Shari Wilcox, Associate Director, Center for Culture, History, and Environment
Erika Marin-Spiotta, Associate Professor
Sarah Moore, Assistant Professor
Holly Gibbs, Associate Professor
Lisa Naughton-Treves, Professor
Pablo Gomez, Associate Professor
Elizabeth Hennessy, Assistant Professor
Susan Johnson, Professor
Brenda Plummer, Professor
James Sweet, Professor
Patrick Iber, Assistant Professor
James Nienhuis, Professor
Claudia Calderon, Assistant Faculty Associate
Human Development and Family Studies
Lynet Uttal, Professor
Institute for Biology Education
Catherine Woodward, Associate Faculty Associate
Journalism Mass Communication
Hernando Rojas, Professor
Sam Dennis Jr., Assistant Professor
Alexandra Huneeus, Associate Professor
Tim Osswald, Professor
Medicine and Public Health
David Gaus, Honorary Associate/Fellow
David Kiefer, Clinical Assistant Professor
Javier Calderón, Professor
Ronald Radano, Professor
Caitilyn Allen, Professor
Erica Simmons, Assistant Professor
Benjamin Marquez, Professor
Jon Pevehouse, Professor
Jonathan Renshon, Associate Professor
Population Health Sciences
Jonathan Patz, Professor
Leonelo Bautista, Associate Professor
Patrick Barrett, Assistant Faculty Associate
Jenna Nobles, Associate Professor
Gay Seidman, Professor
Erik Wright, Professor
Spanish and Portuguese
Grant Armstrong, Assistant Professor
Ksenija Bilbija, Professor
Glen Close, Professor
Ivy Corfis, Professor
Guillermina De Ferrari, Professor
Juan Egea, Professor
Diana Frantzen, Professor
Paola Hernández, Associate Professor
David Hildner, Professor
Steven Hutchinson, Professor
Luis Madureira, Professor
Ruben Medina, Professor
Marcelo Pellegrini, Associate Professor
Guido Podestá, Professor
Rajiv Rao, Associate Professor
Kathryn Sánchez, Professor
Ellen Sapega, Professor
Catherine Stafford, Associate Professor

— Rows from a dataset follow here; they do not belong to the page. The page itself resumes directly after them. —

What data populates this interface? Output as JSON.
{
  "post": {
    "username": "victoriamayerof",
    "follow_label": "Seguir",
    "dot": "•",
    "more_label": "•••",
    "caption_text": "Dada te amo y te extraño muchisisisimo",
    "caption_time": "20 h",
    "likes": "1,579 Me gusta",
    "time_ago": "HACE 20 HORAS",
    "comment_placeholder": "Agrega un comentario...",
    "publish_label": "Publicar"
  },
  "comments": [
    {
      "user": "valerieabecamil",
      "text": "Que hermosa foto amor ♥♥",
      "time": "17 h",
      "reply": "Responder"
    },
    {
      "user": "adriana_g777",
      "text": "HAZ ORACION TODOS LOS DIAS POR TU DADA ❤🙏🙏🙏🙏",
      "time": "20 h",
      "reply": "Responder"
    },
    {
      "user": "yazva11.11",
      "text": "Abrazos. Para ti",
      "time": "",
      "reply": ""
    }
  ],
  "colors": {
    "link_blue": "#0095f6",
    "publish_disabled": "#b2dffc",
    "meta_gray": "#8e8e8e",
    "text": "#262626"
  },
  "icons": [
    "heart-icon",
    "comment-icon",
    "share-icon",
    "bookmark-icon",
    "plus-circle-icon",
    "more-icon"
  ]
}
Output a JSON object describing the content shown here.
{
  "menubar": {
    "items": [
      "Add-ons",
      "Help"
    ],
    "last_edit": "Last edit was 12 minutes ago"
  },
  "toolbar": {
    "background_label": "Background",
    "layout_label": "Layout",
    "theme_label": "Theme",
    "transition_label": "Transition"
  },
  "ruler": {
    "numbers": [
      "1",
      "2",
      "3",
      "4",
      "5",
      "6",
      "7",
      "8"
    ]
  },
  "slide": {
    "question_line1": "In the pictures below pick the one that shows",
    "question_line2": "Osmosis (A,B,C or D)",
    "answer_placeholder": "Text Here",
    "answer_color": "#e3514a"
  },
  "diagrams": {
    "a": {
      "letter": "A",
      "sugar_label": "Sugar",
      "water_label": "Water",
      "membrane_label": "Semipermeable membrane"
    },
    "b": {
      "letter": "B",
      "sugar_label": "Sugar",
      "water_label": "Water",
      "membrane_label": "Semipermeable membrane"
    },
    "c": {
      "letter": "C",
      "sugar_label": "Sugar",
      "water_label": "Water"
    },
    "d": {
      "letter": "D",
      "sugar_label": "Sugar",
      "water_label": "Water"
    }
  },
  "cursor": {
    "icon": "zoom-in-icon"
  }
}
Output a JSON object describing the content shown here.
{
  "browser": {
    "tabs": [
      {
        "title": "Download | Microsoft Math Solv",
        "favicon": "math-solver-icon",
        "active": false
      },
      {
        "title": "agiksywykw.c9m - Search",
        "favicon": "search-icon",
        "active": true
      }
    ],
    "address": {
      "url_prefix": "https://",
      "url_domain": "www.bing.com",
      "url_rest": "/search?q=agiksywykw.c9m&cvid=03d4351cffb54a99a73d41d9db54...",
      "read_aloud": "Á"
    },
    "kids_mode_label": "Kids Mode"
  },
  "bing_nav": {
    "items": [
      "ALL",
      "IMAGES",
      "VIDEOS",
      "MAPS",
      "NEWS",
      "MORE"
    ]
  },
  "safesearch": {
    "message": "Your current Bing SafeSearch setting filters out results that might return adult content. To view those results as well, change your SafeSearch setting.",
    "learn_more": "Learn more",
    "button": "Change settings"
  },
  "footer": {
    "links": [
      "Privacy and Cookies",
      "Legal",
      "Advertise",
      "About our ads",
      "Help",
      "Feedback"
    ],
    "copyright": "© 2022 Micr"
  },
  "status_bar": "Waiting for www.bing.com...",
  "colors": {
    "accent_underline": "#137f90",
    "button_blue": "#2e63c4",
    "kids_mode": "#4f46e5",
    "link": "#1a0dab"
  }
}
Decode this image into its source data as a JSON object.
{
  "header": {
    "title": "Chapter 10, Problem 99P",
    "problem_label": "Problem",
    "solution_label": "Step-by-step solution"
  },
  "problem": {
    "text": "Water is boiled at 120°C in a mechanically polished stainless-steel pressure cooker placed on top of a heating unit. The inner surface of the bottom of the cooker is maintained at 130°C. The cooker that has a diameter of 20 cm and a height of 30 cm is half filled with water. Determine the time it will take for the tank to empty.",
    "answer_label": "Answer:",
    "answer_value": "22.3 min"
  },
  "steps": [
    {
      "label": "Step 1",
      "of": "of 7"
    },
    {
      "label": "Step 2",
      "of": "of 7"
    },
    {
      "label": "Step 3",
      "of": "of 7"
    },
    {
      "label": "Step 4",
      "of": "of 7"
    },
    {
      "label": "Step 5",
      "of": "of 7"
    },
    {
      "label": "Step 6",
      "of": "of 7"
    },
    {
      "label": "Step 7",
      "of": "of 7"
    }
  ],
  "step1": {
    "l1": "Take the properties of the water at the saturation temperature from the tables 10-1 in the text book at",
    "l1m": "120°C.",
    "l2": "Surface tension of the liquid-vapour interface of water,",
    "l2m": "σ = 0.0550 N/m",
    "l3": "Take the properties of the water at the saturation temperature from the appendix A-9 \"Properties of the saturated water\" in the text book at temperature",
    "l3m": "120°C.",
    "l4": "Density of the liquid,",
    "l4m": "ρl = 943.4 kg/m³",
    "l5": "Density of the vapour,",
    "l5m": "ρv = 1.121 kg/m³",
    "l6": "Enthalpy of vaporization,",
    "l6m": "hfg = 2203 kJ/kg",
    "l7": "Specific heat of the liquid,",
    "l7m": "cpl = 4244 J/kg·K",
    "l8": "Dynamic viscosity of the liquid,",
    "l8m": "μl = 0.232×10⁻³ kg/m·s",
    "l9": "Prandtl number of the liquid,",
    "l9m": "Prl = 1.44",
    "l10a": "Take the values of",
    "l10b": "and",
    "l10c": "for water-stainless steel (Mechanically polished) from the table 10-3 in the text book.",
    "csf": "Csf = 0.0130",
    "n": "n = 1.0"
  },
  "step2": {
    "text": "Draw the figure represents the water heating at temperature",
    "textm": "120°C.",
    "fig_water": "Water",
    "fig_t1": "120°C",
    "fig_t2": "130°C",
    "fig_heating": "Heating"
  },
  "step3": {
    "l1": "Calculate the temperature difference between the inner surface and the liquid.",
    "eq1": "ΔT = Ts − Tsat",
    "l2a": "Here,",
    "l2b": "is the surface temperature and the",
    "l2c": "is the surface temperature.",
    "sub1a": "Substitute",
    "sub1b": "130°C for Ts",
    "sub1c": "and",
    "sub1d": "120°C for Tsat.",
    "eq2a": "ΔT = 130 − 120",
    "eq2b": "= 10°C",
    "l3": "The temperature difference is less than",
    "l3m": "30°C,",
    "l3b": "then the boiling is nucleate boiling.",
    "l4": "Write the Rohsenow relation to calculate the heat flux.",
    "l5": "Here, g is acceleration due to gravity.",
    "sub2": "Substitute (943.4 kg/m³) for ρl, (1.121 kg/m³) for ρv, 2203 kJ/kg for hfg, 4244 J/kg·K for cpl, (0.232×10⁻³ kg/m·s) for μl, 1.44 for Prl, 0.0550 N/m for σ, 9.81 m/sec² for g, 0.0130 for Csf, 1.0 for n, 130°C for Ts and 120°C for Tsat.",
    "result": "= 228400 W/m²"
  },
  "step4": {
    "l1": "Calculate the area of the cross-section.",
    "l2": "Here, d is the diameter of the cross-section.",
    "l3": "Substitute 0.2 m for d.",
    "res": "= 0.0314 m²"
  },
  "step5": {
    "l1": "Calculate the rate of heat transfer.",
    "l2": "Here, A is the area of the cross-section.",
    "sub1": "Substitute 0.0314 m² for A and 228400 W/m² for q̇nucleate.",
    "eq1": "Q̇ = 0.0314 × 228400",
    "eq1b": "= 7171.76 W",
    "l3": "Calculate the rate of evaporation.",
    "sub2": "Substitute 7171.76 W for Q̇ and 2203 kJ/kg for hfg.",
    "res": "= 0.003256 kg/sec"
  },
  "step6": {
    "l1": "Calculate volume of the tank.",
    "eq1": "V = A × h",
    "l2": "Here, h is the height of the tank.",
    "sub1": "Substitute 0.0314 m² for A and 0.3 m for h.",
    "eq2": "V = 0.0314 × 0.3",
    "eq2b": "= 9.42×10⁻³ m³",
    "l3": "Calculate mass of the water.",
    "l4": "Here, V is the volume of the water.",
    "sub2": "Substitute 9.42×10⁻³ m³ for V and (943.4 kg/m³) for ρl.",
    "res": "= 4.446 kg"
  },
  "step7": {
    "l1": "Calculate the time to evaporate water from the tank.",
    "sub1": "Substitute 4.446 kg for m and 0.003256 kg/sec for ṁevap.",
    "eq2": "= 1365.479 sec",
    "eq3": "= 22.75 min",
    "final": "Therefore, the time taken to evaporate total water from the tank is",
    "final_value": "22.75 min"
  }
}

Fernando Tejedo-Herrero, Associate Professor
Mercedes Alcalá-Galán, Associate Professor
Katarzyna Beilin , Professor
Sarli Mercado, Senior Lecturer
Urban and Regional Planning
Alfonso Morales, Professor
Carolina S. Sarmiento, Assistant Professor
Jorge Osorio, Professor
Warren Porter, Professor